The traveller had heard these words in the best days of his youth, and he sighed at their strange concurrence with some passages of his secret history. As his curiosity was sustained by a benevolent desire to discover the reputed haunts of witchcraft, and as music promises gentleness, he hazarded a step towards the threshold. But a lean hag-like figure, attired in the ragged remnant of a black silk cassock, brandished a formidable staff across his path. To the Judge’s courteous question, this hideous sentinel replied, “Nid ychwi mo mhabsanti;” signifying, “Thou art not my patron-saint or confessor;” and added, with something like the fervent wildness of an ancient bard, “If thou comest to wound the sleeping fawn, beware lest the stag trample on thee.” The intrepid Judge only answered by uncovering his face, and looking stedfastly at his opponent, who fell prostrate at his feet with a try of terror which brought forth the inhabitants of the hut—Lillian and her child! She instantly recognized the spectre-harper, but till he had embraced her a thousand times, and recalled to her memory almost as many forgotten circumstances, she did not believe or recognise her only brother, the long lost adventurer who had left his father’s home in his early youth. Since her deep disgrace, she had lived in this solitude, fed and sheltered by the ideot Idwal, whose fantastic and half-feminine attire gained him the homage paid to witchcraft, and enabled him to preserve their abode from detection. Faithful to that devout affection which seemed the only unchangeable instinct of his wandering mind, and the sole occupation of his life, he had built her hut, begged her bread, and watched her steps as a doe watches her young, when all else had abandoned her to famine and despair. “My father prophecied in his anger,” said Lillian, “that my child should have neither gate nor hearth, and be nestled among wild ravens: but it has found bread in their nests, and they are more merciful than the world to a sinner.”—“You shall return to the world,” answered the good Judge, “and find it never denies respect to modest and sincere penitence. No part of the guilt of forgery rests on your head or on Idwal’s. The harper’s dress was a safe disguise when I came back unexpected to a home where I had no friends; but I signed a name which belonged to me, and only gave you by that deed of gift what my father’s death, I knew, had entitled me to give. The sentence shall be repealed, the avaricious heir displaced, and the world will laugh to see justice administered by a Spectre Harper.”
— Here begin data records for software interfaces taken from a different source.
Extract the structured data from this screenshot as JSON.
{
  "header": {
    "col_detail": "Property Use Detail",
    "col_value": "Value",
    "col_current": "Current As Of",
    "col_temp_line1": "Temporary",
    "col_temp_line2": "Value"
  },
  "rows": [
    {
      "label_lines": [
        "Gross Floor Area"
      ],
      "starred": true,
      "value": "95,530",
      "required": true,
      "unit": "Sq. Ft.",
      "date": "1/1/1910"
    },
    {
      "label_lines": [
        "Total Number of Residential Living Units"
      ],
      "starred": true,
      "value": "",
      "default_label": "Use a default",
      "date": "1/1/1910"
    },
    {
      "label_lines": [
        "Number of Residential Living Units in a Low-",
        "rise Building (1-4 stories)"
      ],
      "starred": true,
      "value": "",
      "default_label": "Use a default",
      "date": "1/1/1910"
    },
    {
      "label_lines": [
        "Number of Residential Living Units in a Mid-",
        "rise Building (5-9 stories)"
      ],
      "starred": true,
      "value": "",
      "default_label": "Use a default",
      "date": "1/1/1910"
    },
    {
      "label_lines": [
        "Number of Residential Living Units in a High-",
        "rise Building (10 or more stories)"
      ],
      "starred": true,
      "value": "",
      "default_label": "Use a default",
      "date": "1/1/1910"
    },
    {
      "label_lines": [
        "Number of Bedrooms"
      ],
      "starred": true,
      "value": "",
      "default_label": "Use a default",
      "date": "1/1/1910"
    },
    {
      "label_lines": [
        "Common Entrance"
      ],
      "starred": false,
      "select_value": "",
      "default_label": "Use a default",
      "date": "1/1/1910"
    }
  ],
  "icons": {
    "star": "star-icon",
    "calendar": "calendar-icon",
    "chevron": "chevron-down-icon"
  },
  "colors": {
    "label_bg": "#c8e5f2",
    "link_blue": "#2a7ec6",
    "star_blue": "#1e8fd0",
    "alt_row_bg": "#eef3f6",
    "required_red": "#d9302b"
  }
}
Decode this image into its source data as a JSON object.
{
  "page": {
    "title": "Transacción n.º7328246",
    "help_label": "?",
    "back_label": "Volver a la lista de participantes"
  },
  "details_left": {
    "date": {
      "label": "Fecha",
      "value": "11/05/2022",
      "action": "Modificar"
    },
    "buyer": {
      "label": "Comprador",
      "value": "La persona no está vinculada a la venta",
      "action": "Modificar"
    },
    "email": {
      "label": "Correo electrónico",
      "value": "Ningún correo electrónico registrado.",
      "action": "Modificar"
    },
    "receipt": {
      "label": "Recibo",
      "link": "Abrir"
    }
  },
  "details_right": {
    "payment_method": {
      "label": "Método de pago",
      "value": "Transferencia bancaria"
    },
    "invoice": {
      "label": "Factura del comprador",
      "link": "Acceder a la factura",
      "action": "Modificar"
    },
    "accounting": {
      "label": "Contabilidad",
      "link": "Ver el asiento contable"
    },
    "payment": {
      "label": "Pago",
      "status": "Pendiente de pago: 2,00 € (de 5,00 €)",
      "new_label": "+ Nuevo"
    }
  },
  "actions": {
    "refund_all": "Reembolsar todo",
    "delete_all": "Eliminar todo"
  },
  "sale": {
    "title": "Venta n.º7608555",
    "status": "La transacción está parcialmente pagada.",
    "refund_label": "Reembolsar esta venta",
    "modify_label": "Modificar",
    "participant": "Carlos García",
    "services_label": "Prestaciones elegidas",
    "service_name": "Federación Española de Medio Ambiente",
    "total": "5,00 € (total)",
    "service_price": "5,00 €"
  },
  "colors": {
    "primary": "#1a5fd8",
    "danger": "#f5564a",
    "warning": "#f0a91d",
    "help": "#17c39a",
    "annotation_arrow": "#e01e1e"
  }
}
(To be continued)

The European Magazine, Vol. 75, April 1819, pp. 297-301